    Amy, thank you for your kind and thought­ful com­ments. I mis­spoke (mis-wrote?) — I knew you and Stacy had met in the real world; my apolo­gies! You are right, the Twit­ter­verse has been a much more inter­est­ing place than I ever imag­ined it could be. Thanks for all your help and I look for­ward to a Tweet-Up in the future!

  4. Cynthia says:

    Jonathan, yours is one of the authen­tic voices I "hear" in my Twit­ter­verse. I always look for­ward to what you have to share. So glad you all were able to meet in New York and solid­ify your rela­tion­ships. Sorry I missed it! Thanks too for your kind words, and safe trip home!

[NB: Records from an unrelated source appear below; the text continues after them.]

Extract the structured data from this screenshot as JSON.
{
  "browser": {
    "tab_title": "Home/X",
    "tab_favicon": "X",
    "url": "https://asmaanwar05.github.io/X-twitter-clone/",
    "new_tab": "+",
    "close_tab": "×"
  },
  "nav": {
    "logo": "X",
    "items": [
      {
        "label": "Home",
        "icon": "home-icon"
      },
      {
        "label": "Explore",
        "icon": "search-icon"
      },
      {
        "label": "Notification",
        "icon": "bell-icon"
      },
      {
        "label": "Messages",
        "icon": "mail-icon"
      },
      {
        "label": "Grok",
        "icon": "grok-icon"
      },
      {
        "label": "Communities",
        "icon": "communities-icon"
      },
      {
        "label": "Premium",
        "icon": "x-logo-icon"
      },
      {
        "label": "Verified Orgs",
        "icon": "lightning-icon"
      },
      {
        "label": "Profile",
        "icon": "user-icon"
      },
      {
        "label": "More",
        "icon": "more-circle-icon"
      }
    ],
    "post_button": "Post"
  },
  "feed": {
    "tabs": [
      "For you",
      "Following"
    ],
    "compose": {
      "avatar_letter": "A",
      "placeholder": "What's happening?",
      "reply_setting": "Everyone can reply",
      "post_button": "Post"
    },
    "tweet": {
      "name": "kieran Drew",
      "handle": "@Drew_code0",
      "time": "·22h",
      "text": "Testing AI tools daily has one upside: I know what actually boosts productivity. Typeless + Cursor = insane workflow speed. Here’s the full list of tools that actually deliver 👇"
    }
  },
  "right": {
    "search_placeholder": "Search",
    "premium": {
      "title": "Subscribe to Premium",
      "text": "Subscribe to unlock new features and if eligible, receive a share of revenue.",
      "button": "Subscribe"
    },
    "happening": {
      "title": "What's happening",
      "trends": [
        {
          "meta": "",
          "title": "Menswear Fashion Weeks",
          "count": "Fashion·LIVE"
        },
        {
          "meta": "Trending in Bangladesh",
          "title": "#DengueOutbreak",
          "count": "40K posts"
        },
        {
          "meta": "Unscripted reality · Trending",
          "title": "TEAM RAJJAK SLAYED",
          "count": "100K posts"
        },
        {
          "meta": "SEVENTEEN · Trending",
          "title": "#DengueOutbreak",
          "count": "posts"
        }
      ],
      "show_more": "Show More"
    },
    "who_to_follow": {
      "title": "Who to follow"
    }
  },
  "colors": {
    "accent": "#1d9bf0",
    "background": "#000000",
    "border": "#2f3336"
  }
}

  5. WelcomeHome says:

    Wow what an amaz­ing post and com­ments. I'm from an old school pub­lish­ing world in the UK and peo­ple still think I'm crazy being on Twit­ter. They believe it's only about what peo­ple have for lunch… I have found it to be so resource­ful and as you say filled with so many cre­ative like minded peo­ple. I love how at dif­fer­ent times of the day/night I can see what cre­atively is hap­pen­ing around the globe. Thank you so much for shar­ing and I can't wait to see the pics.

  6. susan says:

    Cyn­thia,

    Yes, twit­ter is amaz­ing. Amy, I have the plea­sure of get­ting to know face to face and she has intro­duced via twit­ter to the most amaz­ing people.

  7. Cynthia says:

    Thanks Amanda — I know, even my hus­band thinks I'm crazy to be on Twit­ter, but where else can you "meet" so many lovely, diverse peo­ple in one place?!

  8. Cynthia says:

    Susan, thanks for your com­ments. I read Amy's post on your shop (and if I'm not mis­taken, Eddie Ross had one as well) and look for­ward to vis­it­ing. I'm not far away in cen­tral CT.

  9. ABC Dragoo says:

    Hello Cyn­thia.

    I just wanted to stop in again to say thank you. I linked to this post in a late edi­tion post today on ABCD Design. http://www.abcddesign.com/archives/2010/09/23/life-its-good-news-all-around/

    I really appre­ci­ate you telling this story Cyn­thia! It's fine (real life meet­ing or not) how you told the story ~ it is the heart of it that mat­ters. I am bowled over again and again at how remark­able Twit­ter is at con­nect­ing people.

    Jonathan, Susan = big kisses to you both. Thank you for your sweet com­ments. I feel really lucky that I have been able to meet you both in real life. Cyn­thia, you're next! ;)

    @WelcomeHome I am going to go sign into Twit­ter and see if I can find you. :D

    Take care you guys.
    xoABCD

  10. stacystyle says:

    Cyn­thia,
    This is such a beau­ti­ful story! I love Twit­ter so much for the con­nec­tions and inter­ac­tions with peo­ple I have that I never would have met or had access to. It is a gen­uine gold­mine of advice and sup­port and activ­ity! I am so glad you inter­acted with @abcddesigns who tweeted with me who tweets and knows @mpproductions and now you have beau­ti­ful pho­tos of your space. All of those inter­ac­tions were based on per­sonal con­nec­tions through Twit­ter. I hope there's some busi­ness school study­ing this so they can see the true value of social media. For me, I find it a won­der­ful resource and an incred­i­bly sup­port­ive atmos­phere both pro­fes­sion­ally and per­son­ally. I can't wait to meet you! I sug­gest you come to the @nehomemagazine party on Oct. 14 @irwinfeld in Stamford!

  11. Cynthia says:

    Amy, I really appre­ci­ate your will­ing­ness to share your exper­tise and thank you for includ­ing me in your "late edi­tion" (which is fab, by the way!) You make the Twit­ter­verse spe­cial. And now, enough gush­ing and off to work! Thnx!!

  12. Cynthia says:

    Stacy — I am amazed at the con­nec­tiv­ity of Twit­ter. Three months ago I would never have believed it. I agree with you, the sup­port is beyond mea­sure. I will def­i­nitely attend the party in Stam­ford @irwinfeld. I look for­ward to meet­ing you!